### [ACTIVITY]
Say how many of the lines below include the word "Spanish". Only the number should be given.

Collected data entries:
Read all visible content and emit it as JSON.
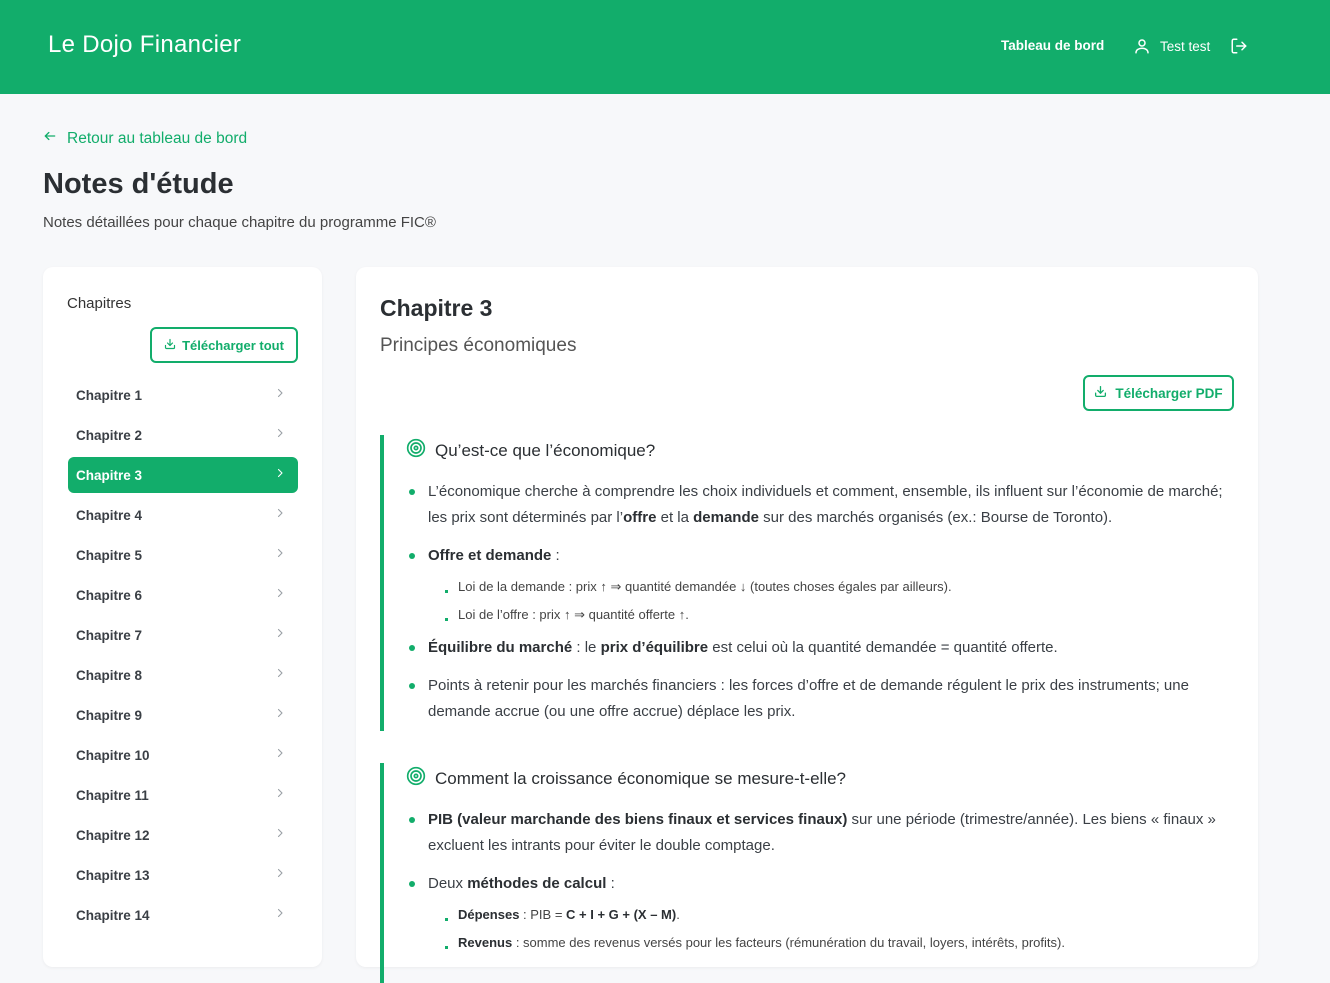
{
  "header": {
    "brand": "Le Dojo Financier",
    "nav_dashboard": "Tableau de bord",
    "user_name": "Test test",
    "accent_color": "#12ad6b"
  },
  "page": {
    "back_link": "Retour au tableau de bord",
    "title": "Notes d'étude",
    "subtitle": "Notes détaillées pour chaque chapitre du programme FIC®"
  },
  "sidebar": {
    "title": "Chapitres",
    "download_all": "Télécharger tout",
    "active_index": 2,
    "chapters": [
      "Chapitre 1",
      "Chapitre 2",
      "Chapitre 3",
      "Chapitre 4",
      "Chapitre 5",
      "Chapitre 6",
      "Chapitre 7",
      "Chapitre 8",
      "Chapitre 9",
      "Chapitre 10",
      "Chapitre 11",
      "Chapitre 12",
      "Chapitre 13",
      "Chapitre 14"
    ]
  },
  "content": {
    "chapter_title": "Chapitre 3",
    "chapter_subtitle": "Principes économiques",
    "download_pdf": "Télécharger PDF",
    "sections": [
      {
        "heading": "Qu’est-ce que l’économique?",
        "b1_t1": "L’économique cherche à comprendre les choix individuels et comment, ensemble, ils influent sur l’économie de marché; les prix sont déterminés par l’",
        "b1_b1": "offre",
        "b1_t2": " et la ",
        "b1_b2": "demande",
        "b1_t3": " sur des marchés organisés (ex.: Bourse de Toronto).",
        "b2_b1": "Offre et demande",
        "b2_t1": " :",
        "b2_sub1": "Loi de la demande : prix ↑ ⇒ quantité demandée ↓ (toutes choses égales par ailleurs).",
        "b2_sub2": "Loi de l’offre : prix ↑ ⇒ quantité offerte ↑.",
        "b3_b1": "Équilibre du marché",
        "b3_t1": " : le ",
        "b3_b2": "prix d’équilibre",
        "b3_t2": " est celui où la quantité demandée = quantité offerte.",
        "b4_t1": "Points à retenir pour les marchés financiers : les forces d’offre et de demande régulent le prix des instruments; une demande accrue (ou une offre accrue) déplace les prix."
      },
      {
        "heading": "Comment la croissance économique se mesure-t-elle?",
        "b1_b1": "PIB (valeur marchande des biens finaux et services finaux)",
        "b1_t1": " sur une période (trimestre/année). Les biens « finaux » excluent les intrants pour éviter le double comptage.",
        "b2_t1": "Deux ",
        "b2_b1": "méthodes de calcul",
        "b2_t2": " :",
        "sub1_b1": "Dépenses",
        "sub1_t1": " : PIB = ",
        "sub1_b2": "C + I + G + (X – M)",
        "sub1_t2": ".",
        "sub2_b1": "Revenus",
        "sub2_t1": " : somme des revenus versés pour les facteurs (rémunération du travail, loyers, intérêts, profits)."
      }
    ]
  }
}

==

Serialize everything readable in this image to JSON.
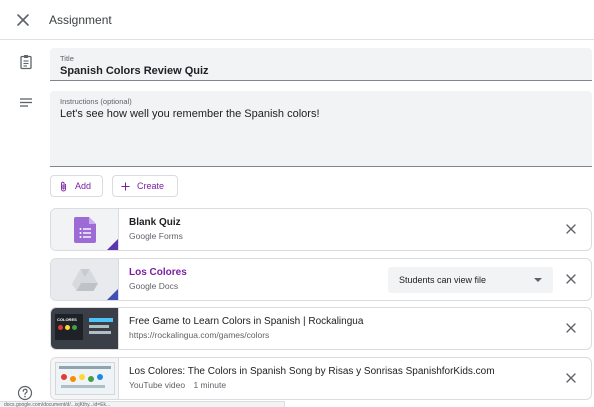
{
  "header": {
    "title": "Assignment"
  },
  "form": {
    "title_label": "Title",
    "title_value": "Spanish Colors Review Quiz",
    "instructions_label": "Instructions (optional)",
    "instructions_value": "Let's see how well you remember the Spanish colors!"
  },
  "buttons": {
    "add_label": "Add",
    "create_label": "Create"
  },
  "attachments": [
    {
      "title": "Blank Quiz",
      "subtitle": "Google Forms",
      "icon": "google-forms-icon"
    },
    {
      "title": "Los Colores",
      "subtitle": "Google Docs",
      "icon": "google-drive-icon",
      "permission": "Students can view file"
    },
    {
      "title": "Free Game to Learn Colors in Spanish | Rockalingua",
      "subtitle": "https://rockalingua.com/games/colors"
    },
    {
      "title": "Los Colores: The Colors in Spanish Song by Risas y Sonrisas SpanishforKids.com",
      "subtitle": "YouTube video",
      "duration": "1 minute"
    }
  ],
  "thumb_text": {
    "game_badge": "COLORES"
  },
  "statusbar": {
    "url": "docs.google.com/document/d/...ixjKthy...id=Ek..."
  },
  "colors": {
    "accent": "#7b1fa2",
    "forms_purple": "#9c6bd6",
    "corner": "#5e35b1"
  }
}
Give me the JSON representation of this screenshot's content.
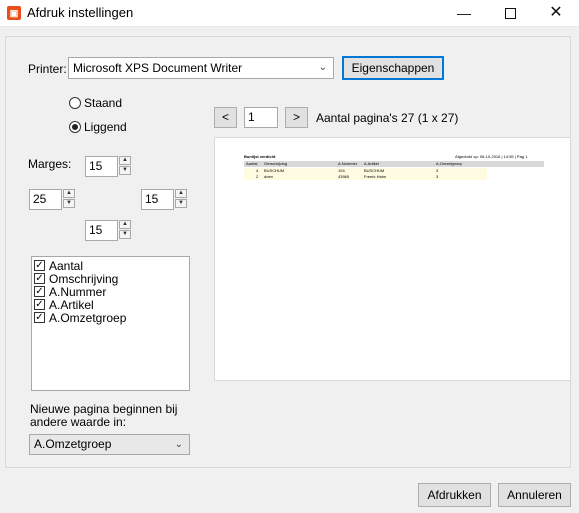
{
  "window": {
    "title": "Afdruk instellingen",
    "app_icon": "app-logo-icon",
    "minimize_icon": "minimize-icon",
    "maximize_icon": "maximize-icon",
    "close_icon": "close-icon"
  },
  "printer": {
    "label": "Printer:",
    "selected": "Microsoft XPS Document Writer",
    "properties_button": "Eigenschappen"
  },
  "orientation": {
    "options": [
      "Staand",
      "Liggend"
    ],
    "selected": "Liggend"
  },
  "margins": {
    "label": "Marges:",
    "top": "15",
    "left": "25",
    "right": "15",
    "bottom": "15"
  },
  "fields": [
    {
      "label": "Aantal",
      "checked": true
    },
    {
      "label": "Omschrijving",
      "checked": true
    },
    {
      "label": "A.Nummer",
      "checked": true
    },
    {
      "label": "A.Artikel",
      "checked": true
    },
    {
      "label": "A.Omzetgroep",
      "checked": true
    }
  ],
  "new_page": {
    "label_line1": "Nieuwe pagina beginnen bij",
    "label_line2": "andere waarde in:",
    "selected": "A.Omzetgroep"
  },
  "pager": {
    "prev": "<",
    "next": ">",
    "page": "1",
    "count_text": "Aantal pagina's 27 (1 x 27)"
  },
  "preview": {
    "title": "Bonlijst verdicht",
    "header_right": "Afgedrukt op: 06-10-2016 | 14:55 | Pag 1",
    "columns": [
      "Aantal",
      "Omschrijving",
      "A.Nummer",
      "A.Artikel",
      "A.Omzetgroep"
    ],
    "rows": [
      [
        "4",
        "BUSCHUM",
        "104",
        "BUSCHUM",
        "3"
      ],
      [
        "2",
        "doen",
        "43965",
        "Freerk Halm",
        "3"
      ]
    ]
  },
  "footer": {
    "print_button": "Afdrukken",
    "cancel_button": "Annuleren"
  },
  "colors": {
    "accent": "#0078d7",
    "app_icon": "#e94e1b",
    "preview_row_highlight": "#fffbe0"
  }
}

### [RESPONSE BELOW]
4